When I'm not working on my second non-Battletech novel, I have been working on rewriting a story that went through the workshop and was battered around a bit. So, I've been tearing the story apart, and rewriting large chunks of it. I've learned a few things from these sort of rewrites;
First, I hate them. I realize long ago that I am not a "one take" writer, one who gets the story down perfect first time. I need to get the story down on paper, then go back and rewrite. But when someone other than me points out things I couldn't see I really hate doing it. But it has to be done --- if you don't want to rewrite, then you will never make it as an author. So, I do them....

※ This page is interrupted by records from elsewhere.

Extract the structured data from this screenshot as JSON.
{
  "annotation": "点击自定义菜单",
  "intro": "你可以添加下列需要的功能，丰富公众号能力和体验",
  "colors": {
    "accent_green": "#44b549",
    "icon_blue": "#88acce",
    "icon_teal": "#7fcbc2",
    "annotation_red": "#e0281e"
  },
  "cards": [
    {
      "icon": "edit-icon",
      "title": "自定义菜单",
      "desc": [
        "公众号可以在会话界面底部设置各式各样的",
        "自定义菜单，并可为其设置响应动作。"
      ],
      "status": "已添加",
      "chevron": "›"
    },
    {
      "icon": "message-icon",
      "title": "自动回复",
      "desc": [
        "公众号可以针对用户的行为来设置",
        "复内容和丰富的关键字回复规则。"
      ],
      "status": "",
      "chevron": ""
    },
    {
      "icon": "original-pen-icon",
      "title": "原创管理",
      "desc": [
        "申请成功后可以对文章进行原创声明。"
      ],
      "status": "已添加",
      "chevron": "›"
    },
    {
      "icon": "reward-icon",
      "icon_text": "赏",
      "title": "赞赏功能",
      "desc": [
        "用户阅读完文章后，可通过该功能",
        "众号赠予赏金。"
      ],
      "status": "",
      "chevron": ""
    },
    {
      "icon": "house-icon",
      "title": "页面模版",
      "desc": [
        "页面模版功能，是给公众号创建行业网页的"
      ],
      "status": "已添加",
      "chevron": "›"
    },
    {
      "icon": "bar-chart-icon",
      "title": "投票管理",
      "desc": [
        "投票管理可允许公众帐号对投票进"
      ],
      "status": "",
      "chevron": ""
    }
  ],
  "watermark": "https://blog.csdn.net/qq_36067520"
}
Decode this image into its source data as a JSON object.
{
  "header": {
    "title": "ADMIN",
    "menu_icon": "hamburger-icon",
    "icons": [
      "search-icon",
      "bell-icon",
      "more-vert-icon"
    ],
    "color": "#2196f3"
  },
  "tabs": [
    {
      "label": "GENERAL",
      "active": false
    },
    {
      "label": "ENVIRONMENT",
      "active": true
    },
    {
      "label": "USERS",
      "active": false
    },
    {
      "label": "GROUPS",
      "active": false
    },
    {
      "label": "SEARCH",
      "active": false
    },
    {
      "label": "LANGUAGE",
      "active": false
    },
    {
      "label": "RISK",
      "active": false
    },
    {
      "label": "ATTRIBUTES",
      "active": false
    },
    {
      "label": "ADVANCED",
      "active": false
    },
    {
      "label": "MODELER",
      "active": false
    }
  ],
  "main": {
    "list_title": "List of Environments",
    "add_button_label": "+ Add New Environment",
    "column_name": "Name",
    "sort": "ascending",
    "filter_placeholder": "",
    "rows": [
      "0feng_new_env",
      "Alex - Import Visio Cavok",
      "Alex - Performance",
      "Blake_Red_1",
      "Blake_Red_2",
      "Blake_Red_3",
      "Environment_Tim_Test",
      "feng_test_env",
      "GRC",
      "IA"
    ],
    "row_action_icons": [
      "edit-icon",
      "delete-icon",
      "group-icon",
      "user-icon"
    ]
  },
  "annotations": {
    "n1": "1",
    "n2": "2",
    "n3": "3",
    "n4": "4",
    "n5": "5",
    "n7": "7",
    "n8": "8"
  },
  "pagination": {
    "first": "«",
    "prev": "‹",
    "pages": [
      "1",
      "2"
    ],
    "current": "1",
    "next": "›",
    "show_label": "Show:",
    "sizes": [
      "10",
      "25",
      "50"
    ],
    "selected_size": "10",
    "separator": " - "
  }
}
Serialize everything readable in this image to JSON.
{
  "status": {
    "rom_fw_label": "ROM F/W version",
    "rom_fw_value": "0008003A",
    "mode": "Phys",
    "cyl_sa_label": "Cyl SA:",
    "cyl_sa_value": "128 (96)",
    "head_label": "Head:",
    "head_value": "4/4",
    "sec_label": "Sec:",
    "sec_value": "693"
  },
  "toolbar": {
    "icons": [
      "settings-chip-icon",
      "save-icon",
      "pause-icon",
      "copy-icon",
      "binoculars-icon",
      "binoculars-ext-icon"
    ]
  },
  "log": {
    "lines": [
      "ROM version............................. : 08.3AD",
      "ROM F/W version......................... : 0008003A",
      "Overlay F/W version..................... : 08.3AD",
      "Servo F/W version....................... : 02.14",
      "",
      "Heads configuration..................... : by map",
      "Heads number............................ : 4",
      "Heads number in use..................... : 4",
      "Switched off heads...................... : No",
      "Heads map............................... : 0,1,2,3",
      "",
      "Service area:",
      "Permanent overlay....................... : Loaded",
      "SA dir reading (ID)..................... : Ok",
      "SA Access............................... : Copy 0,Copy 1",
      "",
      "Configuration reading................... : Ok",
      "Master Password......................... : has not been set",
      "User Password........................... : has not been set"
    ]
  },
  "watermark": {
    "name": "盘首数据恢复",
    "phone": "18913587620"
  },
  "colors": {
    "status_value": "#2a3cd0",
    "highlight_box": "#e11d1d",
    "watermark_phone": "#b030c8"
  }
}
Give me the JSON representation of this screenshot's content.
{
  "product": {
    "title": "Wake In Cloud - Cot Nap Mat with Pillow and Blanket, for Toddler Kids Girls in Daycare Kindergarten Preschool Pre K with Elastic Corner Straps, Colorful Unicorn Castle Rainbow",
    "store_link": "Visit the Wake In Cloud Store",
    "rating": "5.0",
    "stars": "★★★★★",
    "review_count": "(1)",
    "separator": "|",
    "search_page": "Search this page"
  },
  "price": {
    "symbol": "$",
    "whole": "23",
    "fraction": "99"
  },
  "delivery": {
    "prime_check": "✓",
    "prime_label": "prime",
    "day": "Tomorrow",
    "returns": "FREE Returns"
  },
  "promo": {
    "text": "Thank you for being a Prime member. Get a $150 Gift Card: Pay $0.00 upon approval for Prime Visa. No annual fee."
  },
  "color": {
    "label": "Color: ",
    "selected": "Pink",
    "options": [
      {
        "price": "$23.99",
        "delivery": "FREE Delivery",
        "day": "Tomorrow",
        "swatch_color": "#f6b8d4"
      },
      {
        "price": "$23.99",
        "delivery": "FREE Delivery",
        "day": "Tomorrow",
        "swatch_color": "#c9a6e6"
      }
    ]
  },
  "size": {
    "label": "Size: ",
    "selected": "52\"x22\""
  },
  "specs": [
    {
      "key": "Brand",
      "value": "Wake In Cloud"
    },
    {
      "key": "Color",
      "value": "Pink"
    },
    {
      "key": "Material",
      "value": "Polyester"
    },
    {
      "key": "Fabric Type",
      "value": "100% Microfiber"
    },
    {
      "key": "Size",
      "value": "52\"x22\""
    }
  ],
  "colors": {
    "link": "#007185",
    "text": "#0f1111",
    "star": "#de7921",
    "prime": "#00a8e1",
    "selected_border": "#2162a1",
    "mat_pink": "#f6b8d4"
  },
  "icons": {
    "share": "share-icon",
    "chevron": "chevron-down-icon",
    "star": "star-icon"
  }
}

Second, I need a thick skin. Any author who wants to write professionally has to develop one. Reading criticism is subjective, but with the workgroup, it's also honest criticism which I can't dismiss out of hand. I have to take it seriously. Now, I may accept it or reject it, but I must at least look at it and decide how much of it to take. I am taking a lot of it this time around.
Third, Rewriting allows me the chance to make the story better. Guided by the criticism, I can add here, cut there, trim this conversation, add a scene. The challenge is going to be keeping it the same length. Right now, it's 500 words longer than the one I sent to the workgroup, so if it's still over my target length, I need to go back and trim it some more.
Rewriting isn't a skill that can be learned other than doing it. and successful writers will do it all the time. I don't have to like it, I have to do it.